* **Supplied information**:
###

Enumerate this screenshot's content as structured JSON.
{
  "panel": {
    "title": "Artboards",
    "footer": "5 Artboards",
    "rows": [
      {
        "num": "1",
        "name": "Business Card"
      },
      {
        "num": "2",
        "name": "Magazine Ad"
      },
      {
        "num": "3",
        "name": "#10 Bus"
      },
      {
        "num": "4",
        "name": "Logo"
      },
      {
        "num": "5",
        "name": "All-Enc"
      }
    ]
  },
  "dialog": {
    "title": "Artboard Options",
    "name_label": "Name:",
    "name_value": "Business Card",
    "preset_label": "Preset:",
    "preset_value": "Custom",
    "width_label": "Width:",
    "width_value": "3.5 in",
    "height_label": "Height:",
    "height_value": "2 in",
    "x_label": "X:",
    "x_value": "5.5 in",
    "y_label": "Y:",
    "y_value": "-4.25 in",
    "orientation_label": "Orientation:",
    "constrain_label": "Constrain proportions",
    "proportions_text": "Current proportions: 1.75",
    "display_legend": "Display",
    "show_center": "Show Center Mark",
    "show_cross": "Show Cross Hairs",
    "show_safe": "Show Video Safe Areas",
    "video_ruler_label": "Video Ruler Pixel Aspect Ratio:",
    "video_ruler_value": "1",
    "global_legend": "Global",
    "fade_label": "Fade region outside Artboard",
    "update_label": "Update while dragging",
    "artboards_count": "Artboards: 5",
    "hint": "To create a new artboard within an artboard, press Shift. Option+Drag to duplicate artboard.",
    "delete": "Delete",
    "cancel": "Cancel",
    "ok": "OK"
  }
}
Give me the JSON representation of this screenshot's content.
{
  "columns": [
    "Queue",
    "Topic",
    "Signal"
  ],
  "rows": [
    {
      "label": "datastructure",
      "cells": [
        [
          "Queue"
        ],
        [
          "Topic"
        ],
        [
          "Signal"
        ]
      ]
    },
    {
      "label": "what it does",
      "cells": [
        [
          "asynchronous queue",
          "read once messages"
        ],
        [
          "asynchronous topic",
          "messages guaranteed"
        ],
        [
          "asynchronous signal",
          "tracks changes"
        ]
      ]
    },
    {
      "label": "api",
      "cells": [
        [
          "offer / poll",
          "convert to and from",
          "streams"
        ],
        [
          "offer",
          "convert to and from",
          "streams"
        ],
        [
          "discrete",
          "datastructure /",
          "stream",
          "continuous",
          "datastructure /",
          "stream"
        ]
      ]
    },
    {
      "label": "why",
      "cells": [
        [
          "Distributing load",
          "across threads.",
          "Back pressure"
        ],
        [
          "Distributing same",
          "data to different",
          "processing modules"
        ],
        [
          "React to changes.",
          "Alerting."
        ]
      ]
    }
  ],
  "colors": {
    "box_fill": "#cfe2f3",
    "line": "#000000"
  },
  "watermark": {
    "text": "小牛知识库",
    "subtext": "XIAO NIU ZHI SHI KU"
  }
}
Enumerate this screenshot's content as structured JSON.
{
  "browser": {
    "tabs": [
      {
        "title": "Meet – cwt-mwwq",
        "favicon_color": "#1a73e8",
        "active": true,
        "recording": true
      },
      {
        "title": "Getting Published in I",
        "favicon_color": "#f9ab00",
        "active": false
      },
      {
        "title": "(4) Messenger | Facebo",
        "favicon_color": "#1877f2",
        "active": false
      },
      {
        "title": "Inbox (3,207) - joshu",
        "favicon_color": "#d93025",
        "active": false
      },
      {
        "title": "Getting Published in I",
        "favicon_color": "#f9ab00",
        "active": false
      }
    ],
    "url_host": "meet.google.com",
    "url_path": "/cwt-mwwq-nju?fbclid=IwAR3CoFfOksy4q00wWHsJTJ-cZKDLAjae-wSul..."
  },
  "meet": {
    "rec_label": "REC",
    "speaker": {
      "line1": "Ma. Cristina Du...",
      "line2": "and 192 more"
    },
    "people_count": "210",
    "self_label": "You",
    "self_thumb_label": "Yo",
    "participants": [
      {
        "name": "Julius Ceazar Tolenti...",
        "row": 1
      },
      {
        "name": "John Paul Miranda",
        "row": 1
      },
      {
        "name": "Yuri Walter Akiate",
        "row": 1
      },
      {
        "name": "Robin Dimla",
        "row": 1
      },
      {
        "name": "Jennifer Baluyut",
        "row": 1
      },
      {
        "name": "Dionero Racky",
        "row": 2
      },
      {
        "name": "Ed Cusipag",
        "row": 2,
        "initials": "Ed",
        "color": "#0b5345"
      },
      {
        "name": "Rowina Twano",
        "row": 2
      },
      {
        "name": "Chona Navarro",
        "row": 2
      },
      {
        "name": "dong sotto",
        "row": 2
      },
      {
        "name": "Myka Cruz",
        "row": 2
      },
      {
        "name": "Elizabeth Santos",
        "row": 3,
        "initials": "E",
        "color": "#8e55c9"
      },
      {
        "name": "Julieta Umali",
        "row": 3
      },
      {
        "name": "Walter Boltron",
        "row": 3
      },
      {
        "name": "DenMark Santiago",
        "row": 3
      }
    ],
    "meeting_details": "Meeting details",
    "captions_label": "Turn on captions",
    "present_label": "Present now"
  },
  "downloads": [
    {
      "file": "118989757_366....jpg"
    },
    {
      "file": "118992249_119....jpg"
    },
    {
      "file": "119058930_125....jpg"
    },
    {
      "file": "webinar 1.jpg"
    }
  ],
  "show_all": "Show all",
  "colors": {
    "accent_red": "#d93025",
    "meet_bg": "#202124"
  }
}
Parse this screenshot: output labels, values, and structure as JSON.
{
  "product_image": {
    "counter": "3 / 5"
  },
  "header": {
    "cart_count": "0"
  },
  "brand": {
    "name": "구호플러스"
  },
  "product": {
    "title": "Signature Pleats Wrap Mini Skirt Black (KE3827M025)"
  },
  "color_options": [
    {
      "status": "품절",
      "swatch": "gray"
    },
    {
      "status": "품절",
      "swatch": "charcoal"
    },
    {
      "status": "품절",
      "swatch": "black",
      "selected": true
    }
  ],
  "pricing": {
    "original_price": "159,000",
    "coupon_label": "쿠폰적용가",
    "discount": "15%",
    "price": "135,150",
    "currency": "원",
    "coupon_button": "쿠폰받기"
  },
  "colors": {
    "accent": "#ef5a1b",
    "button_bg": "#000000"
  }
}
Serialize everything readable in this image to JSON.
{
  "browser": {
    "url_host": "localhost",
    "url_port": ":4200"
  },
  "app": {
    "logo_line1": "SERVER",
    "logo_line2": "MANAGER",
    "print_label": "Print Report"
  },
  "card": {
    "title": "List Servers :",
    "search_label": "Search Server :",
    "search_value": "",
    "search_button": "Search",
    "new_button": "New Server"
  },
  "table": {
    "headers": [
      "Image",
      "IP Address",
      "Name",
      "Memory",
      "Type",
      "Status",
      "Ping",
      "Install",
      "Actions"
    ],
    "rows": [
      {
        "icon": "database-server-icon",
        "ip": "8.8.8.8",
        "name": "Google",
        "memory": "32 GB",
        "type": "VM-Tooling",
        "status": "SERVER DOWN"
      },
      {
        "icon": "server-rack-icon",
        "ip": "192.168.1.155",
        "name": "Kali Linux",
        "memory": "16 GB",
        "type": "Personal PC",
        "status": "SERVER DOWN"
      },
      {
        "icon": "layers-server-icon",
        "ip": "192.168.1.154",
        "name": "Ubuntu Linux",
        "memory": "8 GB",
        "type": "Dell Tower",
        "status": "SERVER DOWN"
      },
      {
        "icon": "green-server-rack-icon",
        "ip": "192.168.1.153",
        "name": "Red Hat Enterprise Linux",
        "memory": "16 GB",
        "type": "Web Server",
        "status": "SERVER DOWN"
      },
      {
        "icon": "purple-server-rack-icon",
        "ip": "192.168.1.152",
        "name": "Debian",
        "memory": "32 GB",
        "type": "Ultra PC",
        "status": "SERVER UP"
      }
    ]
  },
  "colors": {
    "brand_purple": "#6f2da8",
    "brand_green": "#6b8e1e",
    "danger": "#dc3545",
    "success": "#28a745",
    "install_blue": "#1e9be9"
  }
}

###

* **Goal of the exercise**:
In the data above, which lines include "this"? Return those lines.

* **Exercise solution**:
Enumerate this screenshot's content as structured JSON.
Give me the JSON representation of this screenshot's content.
Enumerate this screenshot's content as structured JSON.
Parse this screenshot: output labels, values, and structure as JSON.
Serialize everything readable in this image to JSON.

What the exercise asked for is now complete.